#### [RECORDS FOR THE EXERCISE]
○ ○ ○ ○ ○
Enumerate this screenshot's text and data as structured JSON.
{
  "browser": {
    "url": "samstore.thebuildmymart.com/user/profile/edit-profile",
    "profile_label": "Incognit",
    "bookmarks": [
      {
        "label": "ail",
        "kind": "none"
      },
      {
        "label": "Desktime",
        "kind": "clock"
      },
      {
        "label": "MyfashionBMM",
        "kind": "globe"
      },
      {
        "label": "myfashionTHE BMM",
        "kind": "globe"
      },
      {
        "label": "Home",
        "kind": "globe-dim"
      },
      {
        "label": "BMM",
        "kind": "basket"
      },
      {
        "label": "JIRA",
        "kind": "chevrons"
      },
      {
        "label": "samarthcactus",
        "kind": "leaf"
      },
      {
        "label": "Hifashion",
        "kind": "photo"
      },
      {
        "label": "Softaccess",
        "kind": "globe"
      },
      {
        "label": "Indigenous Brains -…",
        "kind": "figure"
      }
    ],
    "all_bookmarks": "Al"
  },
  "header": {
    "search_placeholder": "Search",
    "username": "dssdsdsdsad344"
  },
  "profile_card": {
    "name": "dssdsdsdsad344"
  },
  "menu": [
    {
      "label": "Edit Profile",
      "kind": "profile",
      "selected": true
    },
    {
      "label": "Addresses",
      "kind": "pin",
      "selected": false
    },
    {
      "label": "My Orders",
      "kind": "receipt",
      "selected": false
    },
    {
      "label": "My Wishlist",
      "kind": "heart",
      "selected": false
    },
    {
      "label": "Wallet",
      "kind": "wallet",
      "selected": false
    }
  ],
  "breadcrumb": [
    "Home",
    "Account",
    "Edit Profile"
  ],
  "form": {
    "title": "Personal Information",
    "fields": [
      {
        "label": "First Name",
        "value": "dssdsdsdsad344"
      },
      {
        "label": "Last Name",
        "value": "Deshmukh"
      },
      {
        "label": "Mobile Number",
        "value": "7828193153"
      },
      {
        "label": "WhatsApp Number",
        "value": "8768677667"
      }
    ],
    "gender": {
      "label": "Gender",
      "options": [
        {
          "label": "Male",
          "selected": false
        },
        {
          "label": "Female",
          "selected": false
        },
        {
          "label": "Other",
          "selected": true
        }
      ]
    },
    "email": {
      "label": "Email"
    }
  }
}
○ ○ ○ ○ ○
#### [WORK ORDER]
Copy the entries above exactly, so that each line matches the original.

#### [TASK RESULT]
Enumerate this screenshot's text and data as structured JSON.
{
  "browser": {
    "url": "samstore.thebuildmymart.com/user/profile/edit-profile",
    "profile_label": "Incognit",
    "bookmarks": [
      {
        "label": "ail",
        "kind": "none"
      },
      {
        "label": "Desktime",
        "kind": "clock"
      },
      {
        "label": "MyfashionBMM",
        "kind": "globe"
      },
      {
        "label": "myfashionTHE BMM",
        "kind": "globe"
      },
      {
        "label": "Home",
        "kind": "globe-dim"
      },
      {
        "label": "BMM",
        "kind": "basket"
      },
      {
        "label": "JIRA",
        "kind": "chevrons"
      },
      {
        "label": "samarthcactus",
        "kind": "leaf"
      },
      {
        "label": "Hifashion",
        "kind": "photo"
      },
      {
        "label": "Softaccess",
        "kind": "globe"
      },
      {
        "label": "Indigenous Brains -…",
        "kind": "figure"
      }
    ],
    "all_bookmarks": "Al"
  },
  "header": {
    "search_placeholder": "Search",
    "username": "dssdsdsdsad344"
  },
  "profile_card": {
    "name": "dssdsdsdsad344"
  },
  "menu": [
    {
      "label": "Edit Profile",
      "kind": "profile",
      "selected": true
    },
    {
      "label": "Addresses",
      "kind": "pin",
      "selected": false
    },
    {
      "label": "My Orders",
      "kind": "receipt",
      "selected": false
    },
    {
      "label": "My Wishlist",
      "kind": "heart",
      "selected": false
    },
    {
      "label": "Wallet",
      "kind": "wallet",
      "selected": false
    }
  ],
  "breadcrumb": [
    "Home",
    "Account",
    "Edit Profile"
  ],
  "form": {
    "title": "Personal Information",
    "fields": [
      {
        "label": "First Name",
        "value": "dssdsdsdsad344"
      },
      {
        "label": "Last Name",
        "value": "Deshmukh"
      },
      {
        "label": "Mobile Number",
        "value": "7828193153"
      },
      {
        "label": "WhatsApp Number",
        "value": "8768677667"
      }
    ],
    "gender": {
      "label": "Gender",
      "options": [
        {
          "label": "Male",
          "selected": false
        },
        {
          "label": "Female",
          "selected": false
        },
        {
          "label": "Other",
          "selected": true
        }
      ]
    },
    "email": {
      "label": "Email"
    }
  }
}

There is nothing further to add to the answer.